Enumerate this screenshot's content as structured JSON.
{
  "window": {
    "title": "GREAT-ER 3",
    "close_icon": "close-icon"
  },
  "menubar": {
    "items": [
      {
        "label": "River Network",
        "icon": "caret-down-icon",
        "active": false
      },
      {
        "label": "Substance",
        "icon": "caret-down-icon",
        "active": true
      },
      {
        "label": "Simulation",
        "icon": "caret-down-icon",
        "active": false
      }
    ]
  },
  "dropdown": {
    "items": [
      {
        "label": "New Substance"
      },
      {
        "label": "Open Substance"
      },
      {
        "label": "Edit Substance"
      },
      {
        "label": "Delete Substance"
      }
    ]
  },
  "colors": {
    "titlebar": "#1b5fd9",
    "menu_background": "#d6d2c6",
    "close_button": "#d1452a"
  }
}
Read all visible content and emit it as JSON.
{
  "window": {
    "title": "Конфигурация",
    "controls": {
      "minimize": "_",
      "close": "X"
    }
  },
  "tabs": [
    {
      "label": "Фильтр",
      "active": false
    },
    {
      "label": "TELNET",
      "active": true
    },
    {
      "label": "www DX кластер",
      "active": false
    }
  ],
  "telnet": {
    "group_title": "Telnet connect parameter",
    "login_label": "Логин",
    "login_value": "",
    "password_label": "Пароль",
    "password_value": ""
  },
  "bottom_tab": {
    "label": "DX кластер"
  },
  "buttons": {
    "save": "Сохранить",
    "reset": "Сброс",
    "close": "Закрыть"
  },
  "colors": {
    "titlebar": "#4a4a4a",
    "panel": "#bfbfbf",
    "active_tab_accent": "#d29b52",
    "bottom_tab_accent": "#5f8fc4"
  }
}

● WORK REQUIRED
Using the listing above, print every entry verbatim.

● THE COMPLETED TASK
Enumerate this screenshot's content as structured JSON.
{
  "window": {
    "title": "GREAT-ER 3",
    "close_icon": "close-icon"
  },
  "menubar": {
    "items": [
      {
        "label": "River Network",
        "icon": "caret-down-icon",
        "active": false
      },
      {
        "label": "Substance",
        "icon": "caret-down-icon",
        "active": true
      },
      {
        "label": "Simulation",
        "icon": "caret-down-icon",
        "active": false
      }
    ]
  },
  "dropdown": {
    "items": [
      {
        "label": "New Substance"
      },
      {
        "label": "Open Substance"
      },
      {
        "label": "Edit Substance"
      },
      {
        "label": "Delete Substance"
      }
    ]
  },
  "colors": {
    "titlebar": "#1b5fd9",
    "menu_background": "#d6d2c6",
    "close_button": "#d1452a"
  }
}
Read all visible content and emit it as JSON.
{
  "window": {
    "title": "Конфигурация",
    "controls": {
      "minimize": "_",
      "close": "X"
    }
  },
  "tabs": [
    {
      "label": "Фильтр",
      "active": false
    },
    {
      "label": "TELNET",
      "active": true
    },
    {
      "label": "www DX кластер",
      "active": false
    }
  ],
  "telnet": {
    "group_title": "Telnet connect parameter",
    "login_label": "Логин",
    "login_value": "",
    "password_label": "Пароль",
    "password_value": ""
  },
  "bottom_tab": {
    "label": "DX кластер"
  },
  "buttons": {
    "save": "Сохранить",
    "reset": "Сброс",
    "close": "Закрыть"
  },
  "colors": {
    "titlebar": "#4a4a4a",
    "panel": "#bfbfbf",
    "active_tab_accent": "#d29b52",
    "bottom_tab_accent": "#5f8fc4"
  }
}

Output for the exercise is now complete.